**YOUR GOAL**
Every line in the records below that holds the word "screenshot" is to be copied.

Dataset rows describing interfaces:

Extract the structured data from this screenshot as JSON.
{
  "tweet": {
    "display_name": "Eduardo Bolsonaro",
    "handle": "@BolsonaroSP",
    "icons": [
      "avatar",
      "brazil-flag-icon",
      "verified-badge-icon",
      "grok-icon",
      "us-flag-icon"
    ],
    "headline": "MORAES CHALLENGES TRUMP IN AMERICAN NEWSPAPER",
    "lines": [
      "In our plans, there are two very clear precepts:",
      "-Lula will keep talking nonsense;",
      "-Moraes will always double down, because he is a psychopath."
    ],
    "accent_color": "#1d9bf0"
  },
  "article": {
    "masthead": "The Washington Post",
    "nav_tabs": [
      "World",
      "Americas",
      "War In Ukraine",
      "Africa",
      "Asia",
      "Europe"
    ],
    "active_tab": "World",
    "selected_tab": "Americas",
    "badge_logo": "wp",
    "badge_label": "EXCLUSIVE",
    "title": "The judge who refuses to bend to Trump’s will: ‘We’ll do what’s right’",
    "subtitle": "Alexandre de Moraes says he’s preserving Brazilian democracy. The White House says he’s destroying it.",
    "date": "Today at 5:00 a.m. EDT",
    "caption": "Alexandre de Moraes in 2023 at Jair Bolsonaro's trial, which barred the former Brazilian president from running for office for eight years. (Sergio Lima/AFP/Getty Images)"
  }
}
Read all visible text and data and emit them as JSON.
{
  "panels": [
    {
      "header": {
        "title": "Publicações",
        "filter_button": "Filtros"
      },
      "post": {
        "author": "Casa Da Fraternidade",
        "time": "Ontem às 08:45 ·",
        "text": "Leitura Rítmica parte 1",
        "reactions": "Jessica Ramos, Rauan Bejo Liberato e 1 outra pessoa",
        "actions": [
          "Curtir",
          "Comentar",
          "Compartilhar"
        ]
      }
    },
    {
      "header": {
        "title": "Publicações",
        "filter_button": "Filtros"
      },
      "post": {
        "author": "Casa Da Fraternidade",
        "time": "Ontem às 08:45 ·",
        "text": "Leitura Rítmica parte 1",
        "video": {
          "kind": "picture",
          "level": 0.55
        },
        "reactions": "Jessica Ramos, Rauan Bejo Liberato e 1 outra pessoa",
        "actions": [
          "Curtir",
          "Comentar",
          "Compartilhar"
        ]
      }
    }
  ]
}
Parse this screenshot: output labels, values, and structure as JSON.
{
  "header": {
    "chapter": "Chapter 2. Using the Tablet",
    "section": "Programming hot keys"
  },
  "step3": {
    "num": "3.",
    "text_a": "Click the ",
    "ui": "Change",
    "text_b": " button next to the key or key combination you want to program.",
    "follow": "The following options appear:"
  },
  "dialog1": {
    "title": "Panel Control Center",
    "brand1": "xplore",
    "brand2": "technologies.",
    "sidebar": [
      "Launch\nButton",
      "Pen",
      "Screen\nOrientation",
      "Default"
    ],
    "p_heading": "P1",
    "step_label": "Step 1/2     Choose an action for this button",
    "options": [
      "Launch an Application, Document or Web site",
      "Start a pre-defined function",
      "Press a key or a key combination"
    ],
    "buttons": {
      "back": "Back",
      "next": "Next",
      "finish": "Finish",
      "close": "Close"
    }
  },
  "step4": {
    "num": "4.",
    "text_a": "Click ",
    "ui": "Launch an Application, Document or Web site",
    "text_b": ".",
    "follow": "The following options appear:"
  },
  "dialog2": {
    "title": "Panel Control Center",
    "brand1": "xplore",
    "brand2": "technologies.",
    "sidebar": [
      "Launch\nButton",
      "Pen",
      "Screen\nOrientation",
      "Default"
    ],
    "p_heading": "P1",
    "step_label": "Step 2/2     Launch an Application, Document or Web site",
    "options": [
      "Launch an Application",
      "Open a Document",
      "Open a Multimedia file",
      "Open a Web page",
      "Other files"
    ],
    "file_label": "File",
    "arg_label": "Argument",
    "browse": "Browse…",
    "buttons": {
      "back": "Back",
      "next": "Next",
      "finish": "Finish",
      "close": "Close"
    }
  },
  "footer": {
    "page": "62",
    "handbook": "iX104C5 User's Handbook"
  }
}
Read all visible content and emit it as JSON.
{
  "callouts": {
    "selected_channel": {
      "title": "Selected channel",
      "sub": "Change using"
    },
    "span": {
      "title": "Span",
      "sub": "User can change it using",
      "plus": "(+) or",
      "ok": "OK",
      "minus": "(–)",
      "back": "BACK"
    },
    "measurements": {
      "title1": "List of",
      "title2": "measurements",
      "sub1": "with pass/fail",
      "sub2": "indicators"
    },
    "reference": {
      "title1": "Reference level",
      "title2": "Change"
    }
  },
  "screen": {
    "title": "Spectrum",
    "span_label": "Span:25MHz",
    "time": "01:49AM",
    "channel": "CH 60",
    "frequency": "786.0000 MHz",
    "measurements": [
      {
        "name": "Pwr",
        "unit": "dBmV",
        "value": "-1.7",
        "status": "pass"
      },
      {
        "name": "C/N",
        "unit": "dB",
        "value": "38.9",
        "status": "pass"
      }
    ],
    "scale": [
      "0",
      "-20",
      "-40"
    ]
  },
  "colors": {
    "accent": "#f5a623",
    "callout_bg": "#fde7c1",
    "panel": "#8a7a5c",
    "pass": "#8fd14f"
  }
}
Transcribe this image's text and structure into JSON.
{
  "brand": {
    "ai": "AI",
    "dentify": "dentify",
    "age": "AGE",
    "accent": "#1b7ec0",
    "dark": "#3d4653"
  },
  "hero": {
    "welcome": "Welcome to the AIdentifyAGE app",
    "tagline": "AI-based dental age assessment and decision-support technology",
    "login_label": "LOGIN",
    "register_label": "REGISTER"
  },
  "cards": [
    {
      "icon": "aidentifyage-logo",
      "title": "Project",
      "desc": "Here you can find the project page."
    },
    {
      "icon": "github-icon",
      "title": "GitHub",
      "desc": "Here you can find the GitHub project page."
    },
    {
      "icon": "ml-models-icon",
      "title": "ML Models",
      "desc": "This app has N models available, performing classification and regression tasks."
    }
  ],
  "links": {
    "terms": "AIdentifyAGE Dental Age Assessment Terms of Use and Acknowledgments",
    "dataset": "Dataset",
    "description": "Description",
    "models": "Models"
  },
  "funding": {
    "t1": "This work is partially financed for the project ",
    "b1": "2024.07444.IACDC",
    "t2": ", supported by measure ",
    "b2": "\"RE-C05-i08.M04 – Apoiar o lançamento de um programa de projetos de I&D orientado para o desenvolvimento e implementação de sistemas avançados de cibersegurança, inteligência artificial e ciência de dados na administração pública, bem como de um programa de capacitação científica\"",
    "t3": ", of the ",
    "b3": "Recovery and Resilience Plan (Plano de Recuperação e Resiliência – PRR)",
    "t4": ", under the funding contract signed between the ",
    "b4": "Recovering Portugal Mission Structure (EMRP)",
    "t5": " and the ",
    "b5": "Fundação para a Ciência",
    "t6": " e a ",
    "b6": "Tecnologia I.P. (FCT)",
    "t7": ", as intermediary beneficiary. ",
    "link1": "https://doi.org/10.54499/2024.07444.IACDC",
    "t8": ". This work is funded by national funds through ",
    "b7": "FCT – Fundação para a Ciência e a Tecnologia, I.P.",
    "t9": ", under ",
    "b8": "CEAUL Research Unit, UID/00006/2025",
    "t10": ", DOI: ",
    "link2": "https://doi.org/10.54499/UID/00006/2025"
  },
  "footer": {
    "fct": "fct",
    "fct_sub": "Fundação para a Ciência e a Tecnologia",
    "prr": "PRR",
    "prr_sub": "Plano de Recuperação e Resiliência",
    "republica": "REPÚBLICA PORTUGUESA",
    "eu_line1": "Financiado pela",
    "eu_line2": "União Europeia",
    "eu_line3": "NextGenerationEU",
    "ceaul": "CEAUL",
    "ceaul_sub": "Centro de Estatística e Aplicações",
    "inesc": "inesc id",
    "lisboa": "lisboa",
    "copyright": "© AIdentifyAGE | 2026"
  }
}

**EXERCISE RESULT**
Extract the structured data from this screenshot as JSON.
Parse this screenshot: output labels, values, and structure as JSON.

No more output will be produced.